Sunday, October 8, 2017

Proteome-wide Map of Targets of T790M-EGFR-Directed Covalent Inhibitors

Sherry Niessen, Melissa M.Dix, Sabrina Barbas, Zachary Potter. Shuyan Lu, Oleg Brodsky, Simon Planken, Douglas Behenna, Chau Almaden, Ketan S. Gajiwala, Kevin Ryan, Rose Ann Ferre, Michael R. Lazear. Matthew M.Hayward, John C. Kath, Benjamin F. Cravatt

Cell Chemical Biology, 2017
doi: 10.1016/j.chembiol.2017.08.017

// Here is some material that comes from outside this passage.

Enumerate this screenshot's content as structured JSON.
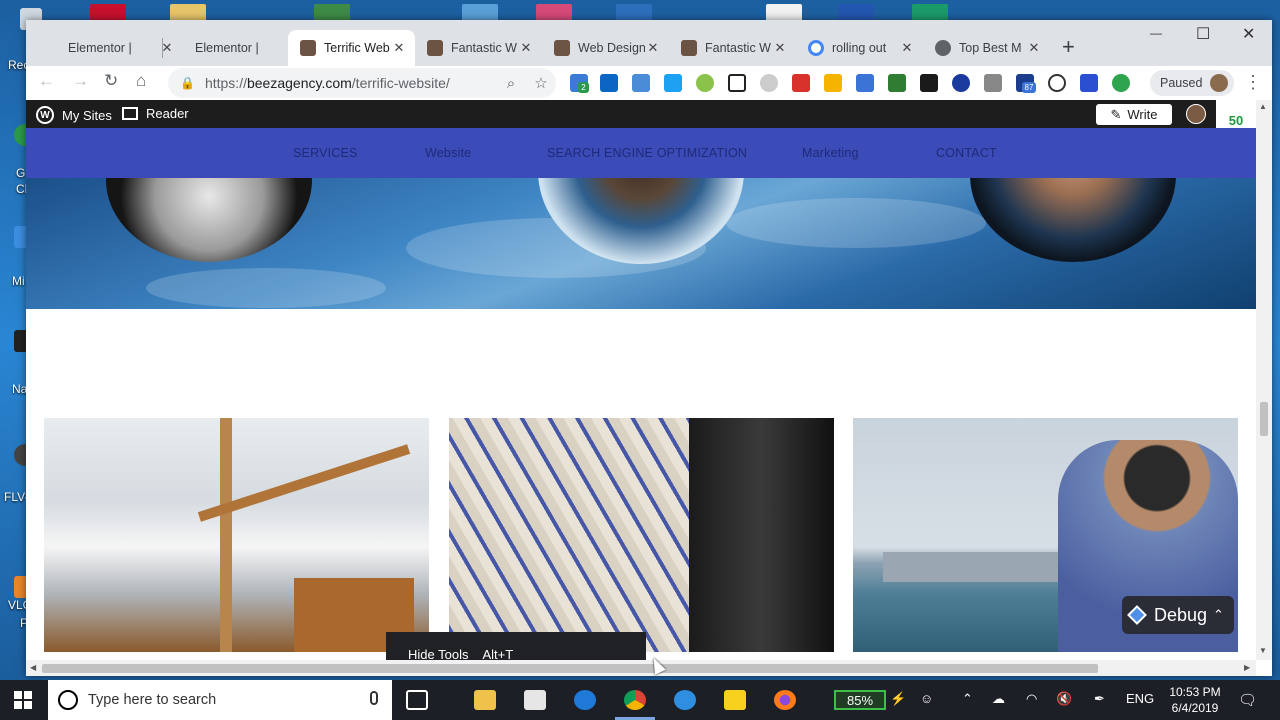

Patients with non-small cell lung cancers that have kinase-activating epidermal growth factor receptor (EGFR) mutations are highly responsive to first- and second-generation EGFR inhibitors. However, these patients often relapse due to a secondary, drug-resistant mutation in EGFR whereby the gatekeeper threonine is converted to methionine (T790M). Several third-generation EGFR inhibitors have been developed that irreversibly inactivate T790M-EGFR while sparing wild-type EGFR, thus reducing epithelium-based toxicities. Using chemical proteomics, we show here that individual T790M-EGFR inhibitors exhibit strikingly distinct off-target profiles in human cells. The FDA-approved drug osimertinib (AZD9291), in particular, was found to covalently modify cathepsins in cell and animal models, which correlated with lysosomal accumulation of the drug. Our findings thus show how chemical proteomics can be used to differentiate covalent kinase inhibitors based on global selectivity profiles in living systems and identify specific off-targets of these inhibitors that may affect drug activity and safety.


Thiol Reactivity of N-Aryl α-Methylene-γ-lactams: Influence of the Guaianolide Structure [@KayBrummond]

 Daniel P. Dempe, Chong-Lei Ji, Peng Liu, and Kay M. Brummond The Journal of Organic Chemistry, 2020 DOI: 10.1021/acs.joc.2c01530 The α-meth...